One evening, when her husband came home- coldness and quietness sent a chill of fear- over his heart. Soon the awful truth, became apparent. His wife, sick and in despair, had taken her own life and those of her two children! The man was beside himself with grief but the perverse words had already done their deadly work. The woman who began the rumor was pleased with her self and what she had caused to occur. She eventually got the house, but I'll be it never became a home again.

There are wicked people in this world who allow their hearts to become the devil's workshop. They start or spread lies of deception to get their way. As Christians, we must be doubly, careful never to be guilty of the devastating sin of gossip.

Ask your self how you could recognized deceptive words? Then think what you could do to stop them.
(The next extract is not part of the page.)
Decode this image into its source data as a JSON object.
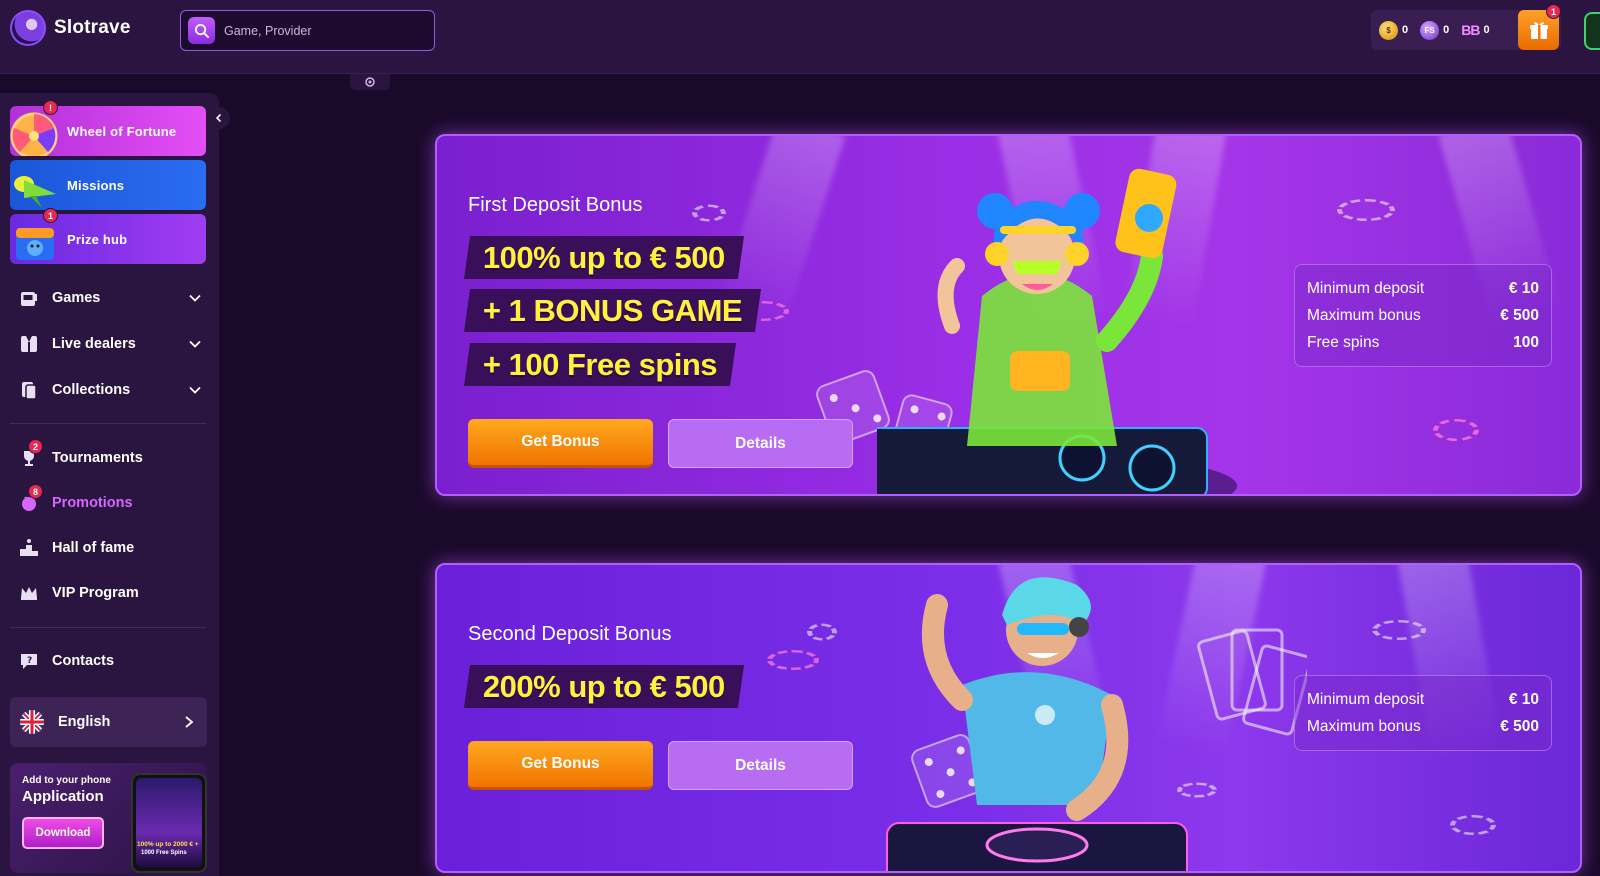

Besides causing discord among people by his deceptive words and his sinister gestures, verse 15 teaches us that a scoundrel brings disaster on himself. "Therefore his calamity will come suddenly. Instantly he will be broken and there will be no healing" (2 Chr 36:16).

The fate awaiting the scoundrel that spread strife will be sudden and disastrous. His ruin shall come without warning, and without relief. It comes unexpectedly and quickly (in an instant and suddenly) with no way to offset it (without remedy). Whether natural consequences or more direct divine intervention is in view is not clear. But his downfall is quick, complete, and certain. [Walvoord, John & Zuck, Roy: The Bible Knowledge Commentary. Wheaton, IL: Victor Books, 1983, S. 916]

What ultimately crushes ("be broken") such a wretch is not described. It may be a righteous uprising of the community; it may be a negative decision by the town's elders in the litigation that takes place in the city gate. In any case, the defeat is so devastating that all temptation to copy the perverse person is quelled.

These words certainly apply to our modern society where both wicked manipulation by magic and mean contention are daily realities. The first is an insult to divine power; the second, an outrage to divine love. Perverse people are dangerous, then and now. [Hubbard, David. The Preacher's Commentary Series, Vol.15 : Proverbs. Nashville, TN: Thomas Nelson Inc, 1989, S. 102]


Ever try to tell someone about a house which you visited that had a spiral staircase? Did you use your hands as you made movements in the air to describe it?

This nonverbal communication may be as important as verbal. Some researchers have concluded that in conversation, the total message communicated is estimated at 55 percent facial, 38 percent vocal, and only 7 percent verbal.

Another expert claims that the average person only verbalizes a minuscule 11 to 25 minutes a day. All this means people are pouring out a torrent of information with eyes, eyebrows, facial expressions, hands, and bodily movement.

There is a tacit recognition of this in the figures of speech we use to describe our reactions. Some of these include, "lost your head," "two-faced," "hair-raising," "nosey," "get off my back." All of these expressions are indications as to how readily we use bodily functions as a means of demonstrating our emotional reactions.

Be careful of your nonverbal language. Remember, "Actions speak louder than words." and therefore God holds us more accountable for them.

[The scoundrel uses various parts of his body in violation of God's commands in 4:23-26.]

How much better it is to yield the members of our body to the Holy Spirit and be controlled by His Word! [Romans 6-8]